The indictment describes brutal crimes--mass murders, rapes, and the dislocation of hundreds of thousands of people--carried out systematically in the Guatemalan highlands.
In San Martín Jilotepeque, villagers were rounded up by Guatemala's military, forced to cook for soldiers and dig pits in the earth. Later, their masters shot and then dumped them into the pits. In Santa María Nebaj, children were shot or beaten to death before being thrown into a ravine that also served as an open-air outhouse. After the massacre, soldiers burned the bodies and the houses of their victims. They killed and ate their livestock.
The man that Guatemalan human rights organizations charge with responsibility for these acts is Efraín Ríos Montt, ruler of Guatemala during the "scorched earth" campaign of the early 1980's. Given the gravity of the accusations, and the abundance of evidence against him, Ríos Montt should be on his way to prison. Instead, he could be headed to the presidency.
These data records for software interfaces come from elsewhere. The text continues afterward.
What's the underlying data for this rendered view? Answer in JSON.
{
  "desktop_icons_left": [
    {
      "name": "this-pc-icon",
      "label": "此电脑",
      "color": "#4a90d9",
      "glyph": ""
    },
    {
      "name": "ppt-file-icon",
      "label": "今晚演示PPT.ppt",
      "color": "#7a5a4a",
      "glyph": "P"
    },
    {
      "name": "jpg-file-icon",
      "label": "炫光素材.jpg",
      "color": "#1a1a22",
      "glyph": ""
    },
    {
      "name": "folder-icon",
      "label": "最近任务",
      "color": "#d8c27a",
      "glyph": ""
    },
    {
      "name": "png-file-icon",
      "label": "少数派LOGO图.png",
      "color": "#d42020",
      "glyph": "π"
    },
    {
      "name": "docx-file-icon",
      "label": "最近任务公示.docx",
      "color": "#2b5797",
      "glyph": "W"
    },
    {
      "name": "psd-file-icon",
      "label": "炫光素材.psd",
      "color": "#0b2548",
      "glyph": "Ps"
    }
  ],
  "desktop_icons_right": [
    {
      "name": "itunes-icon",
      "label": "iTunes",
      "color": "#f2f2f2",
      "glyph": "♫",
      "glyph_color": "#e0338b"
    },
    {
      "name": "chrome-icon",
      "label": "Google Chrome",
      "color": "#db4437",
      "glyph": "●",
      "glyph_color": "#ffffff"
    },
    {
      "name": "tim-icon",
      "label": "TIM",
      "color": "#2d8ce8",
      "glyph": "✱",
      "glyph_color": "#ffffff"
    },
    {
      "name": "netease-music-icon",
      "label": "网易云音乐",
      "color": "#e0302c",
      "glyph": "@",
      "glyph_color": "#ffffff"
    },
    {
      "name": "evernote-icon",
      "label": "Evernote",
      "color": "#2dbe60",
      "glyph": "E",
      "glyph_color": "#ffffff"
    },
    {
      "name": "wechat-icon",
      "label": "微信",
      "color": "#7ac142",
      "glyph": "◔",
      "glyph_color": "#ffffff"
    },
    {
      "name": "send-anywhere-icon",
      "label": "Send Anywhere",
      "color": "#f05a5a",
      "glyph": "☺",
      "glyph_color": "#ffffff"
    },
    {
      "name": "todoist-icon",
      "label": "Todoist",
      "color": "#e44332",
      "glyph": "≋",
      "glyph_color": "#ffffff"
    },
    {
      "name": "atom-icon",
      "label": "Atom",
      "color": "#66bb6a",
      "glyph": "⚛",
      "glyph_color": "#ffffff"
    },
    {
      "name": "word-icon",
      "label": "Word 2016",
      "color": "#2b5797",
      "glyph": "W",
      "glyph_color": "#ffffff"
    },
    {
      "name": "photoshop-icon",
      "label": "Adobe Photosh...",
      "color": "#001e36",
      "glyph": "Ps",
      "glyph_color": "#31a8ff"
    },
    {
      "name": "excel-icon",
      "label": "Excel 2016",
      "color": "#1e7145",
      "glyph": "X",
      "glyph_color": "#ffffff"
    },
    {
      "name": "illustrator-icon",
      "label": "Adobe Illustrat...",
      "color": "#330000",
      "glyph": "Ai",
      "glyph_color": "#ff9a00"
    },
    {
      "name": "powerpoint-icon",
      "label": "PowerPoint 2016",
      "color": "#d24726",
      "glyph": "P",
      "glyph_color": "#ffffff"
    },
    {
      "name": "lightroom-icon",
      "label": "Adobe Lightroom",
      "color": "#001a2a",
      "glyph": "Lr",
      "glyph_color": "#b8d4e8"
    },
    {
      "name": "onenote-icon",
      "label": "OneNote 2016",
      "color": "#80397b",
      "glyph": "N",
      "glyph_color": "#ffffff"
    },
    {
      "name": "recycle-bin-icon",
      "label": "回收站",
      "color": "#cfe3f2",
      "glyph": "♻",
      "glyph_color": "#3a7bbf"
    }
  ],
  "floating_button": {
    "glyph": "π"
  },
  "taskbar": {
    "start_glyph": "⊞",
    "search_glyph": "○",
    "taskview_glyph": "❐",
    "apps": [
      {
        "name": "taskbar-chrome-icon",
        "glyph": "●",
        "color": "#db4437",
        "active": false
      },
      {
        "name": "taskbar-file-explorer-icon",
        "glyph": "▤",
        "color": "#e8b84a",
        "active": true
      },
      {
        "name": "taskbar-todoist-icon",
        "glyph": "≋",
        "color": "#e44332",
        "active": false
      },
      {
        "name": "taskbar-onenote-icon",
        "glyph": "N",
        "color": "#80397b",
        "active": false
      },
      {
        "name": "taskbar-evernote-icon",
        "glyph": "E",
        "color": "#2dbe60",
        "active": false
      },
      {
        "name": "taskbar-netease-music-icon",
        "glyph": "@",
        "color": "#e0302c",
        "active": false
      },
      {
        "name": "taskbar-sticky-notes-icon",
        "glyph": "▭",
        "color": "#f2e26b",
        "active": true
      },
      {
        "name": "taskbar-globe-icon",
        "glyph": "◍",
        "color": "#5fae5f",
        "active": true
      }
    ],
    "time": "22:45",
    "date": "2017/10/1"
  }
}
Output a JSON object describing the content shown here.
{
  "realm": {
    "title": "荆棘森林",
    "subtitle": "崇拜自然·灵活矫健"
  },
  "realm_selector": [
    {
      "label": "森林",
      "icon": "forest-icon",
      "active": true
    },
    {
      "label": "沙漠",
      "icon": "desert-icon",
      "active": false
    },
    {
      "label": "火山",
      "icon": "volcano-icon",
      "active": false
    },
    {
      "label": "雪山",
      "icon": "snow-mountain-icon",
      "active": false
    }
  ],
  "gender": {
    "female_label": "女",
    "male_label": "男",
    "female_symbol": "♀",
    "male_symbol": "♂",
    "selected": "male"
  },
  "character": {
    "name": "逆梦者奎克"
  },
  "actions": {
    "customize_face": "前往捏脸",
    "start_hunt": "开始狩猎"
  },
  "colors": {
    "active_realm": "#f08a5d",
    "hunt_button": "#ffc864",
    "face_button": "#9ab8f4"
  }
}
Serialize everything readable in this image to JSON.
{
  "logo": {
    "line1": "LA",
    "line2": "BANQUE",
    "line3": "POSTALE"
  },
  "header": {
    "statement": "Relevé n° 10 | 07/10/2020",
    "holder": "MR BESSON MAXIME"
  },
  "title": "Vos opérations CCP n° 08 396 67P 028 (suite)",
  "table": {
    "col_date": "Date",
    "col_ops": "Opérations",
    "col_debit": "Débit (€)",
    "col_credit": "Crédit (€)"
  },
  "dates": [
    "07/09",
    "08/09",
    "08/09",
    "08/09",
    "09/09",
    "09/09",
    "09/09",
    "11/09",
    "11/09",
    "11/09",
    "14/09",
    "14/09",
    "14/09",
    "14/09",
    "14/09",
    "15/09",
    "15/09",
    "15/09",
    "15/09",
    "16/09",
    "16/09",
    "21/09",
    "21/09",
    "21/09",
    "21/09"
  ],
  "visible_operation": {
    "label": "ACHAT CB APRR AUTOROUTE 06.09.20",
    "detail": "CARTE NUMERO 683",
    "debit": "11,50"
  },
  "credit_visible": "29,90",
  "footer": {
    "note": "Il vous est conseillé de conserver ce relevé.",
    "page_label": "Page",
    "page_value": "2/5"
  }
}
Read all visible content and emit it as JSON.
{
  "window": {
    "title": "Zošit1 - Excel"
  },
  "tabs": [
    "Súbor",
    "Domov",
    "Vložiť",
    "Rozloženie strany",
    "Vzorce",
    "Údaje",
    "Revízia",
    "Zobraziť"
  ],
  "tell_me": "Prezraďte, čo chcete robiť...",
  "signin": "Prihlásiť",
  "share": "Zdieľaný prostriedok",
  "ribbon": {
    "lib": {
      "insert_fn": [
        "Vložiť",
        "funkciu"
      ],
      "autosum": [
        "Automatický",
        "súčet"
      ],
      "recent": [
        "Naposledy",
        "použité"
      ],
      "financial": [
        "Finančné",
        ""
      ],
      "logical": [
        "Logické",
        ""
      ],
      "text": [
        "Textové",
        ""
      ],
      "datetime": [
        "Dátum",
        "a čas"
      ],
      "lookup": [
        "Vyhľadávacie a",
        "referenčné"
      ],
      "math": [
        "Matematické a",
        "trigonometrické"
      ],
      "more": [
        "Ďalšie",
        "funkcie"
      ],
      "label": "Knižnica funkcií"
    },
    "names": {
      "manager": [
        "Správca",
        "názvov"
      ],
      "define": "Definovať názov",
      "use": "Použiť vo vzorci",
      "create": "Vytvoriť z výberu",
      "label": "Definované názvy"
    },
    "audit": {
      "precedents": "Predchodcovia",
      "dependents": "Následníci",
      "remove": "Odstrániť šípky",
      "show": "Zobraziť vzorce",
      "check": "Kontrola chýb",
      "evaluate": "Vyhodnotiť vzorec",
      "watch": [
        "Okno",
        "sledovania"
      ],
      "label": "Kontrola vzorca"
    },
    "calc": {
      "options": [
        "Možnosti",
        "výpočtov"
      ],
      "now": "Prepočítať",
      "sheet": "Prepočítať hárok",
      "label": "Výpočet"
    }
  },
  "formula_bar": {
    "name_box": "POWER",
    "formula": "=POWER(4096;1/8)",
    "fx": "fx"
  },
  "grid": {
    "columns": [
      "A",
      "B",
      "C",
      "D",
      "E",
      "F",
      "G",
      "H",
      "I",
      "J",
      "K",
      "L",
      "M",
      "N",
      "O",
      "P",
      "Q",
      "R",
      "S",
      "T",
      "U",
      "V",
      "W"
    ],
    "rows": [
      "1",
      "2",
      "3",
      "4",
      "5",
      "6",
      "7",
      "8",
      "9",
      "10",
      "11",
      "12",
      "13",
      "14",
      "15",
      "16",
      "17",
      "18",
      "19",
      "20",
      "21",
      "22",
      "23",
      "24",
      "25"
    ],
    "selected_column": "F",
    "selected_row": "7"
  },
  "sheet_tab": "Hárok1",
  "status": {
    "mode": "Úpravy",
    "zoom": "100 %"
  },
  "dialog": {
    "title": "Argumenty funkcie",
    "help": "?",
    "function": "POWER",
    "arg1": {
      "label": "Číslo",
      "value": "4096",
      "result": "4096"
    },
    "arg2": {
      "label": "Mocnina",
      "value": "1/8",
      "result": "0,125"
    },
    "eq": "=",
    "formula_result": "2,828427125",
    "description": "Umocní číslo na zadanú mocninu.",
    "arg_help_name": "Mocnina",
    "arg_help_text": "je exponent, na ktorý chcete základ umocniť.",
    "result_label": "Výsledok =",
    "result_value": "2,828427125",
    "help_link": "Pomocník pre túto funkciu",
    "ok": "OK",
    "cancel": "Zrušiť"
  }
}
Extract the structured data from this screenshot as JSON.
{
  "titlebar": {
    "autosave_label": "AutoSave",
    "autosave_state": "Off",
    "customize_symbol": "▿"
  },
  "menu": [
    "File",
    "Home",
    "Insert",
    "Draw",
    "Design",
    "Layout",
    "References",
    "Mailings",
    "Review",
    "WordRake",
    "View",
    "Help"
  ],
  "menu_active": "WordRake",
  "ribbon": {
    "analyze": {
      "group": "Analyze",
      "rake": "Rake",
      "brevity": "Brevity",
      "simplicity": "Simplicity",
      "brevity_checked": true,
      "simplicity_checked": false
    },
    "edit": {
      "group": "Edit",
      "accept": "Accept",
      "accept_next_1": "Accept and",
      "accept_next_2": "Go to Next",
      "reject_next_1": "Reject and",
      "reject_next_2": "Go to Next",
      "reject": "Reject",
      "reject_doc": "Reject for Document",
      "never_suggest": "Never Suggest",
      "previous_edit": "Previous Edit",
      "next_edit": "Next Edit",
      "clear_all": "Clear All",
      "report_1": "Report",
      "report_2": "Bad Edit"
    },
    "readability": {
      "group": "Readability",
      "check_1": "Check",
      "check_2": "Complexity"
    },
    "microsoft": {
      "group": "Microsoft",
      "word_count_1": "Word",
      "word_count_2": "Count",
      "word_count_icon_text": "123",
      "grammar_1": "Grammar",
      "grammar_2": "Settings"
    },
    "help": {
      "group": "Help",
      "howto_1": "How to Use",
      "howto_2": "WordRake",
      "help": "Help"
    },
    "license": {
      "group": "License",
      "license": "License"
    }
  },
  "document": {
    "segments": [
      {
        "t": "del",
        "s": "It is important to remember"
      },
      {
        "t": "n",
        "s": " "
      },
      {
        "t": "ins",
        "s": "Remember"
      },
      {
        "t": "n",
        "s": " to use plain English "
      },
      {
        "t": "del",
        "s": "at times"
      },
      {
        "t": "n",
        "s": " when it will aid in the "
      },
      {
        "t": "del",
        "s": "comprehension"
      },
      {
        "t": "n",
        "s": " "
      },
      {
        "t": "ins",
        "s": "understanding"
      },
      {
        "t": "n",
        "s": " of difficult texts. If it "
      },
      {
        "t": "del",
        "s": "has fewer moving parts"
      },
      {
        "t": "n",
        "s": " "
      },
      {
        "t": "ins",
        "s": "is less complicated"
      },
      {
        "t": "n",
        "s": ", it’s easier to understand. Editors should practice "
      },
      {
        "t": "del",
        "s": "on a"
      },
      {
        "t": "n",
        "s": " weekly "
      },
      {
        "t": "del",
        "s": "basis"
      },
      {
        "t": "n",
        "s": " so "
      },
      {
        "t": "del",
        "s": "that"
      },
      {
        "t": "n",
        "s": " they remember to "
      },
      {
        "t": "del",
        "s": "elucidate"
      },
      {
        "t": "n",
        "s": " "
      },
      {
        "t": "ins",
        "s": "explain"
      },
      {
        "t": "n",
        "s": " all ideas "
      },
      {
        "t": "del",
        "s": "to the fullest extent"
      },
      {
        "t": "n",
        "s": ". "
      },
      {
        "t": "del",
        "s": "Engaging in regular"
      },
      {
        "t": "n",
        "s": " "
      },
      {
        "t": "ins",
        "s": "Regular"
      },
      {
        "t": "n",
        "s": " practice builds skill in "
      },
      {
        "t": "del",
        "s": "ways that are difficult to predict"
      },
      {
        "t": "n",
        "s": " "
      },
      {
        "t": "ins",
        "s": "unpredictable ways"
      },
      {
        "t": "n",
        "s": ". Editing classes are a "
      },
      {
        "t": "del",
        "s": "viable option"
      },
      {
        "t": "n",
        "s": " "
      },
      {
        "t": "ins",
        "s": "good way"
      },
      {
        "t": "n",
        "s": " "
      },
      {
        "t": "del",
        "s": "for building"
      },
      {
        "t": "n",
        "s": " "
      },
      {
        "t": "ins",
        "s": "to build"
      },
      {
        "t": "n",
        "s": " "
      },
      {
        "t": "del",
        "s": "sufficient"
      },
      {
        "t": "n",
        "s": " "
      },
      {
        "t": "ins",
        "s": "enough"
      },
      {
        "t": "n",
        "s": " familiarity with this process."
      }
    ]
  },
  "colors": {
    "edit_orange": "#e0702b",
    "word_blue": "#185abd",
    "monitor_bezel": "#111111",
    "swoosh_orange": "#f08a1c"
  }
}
Against great odds--and the wording of Guatemala's Constitution--the former brigadier general and dictator has qualified for the ballot in Guatemala's presidential election, set for November 9.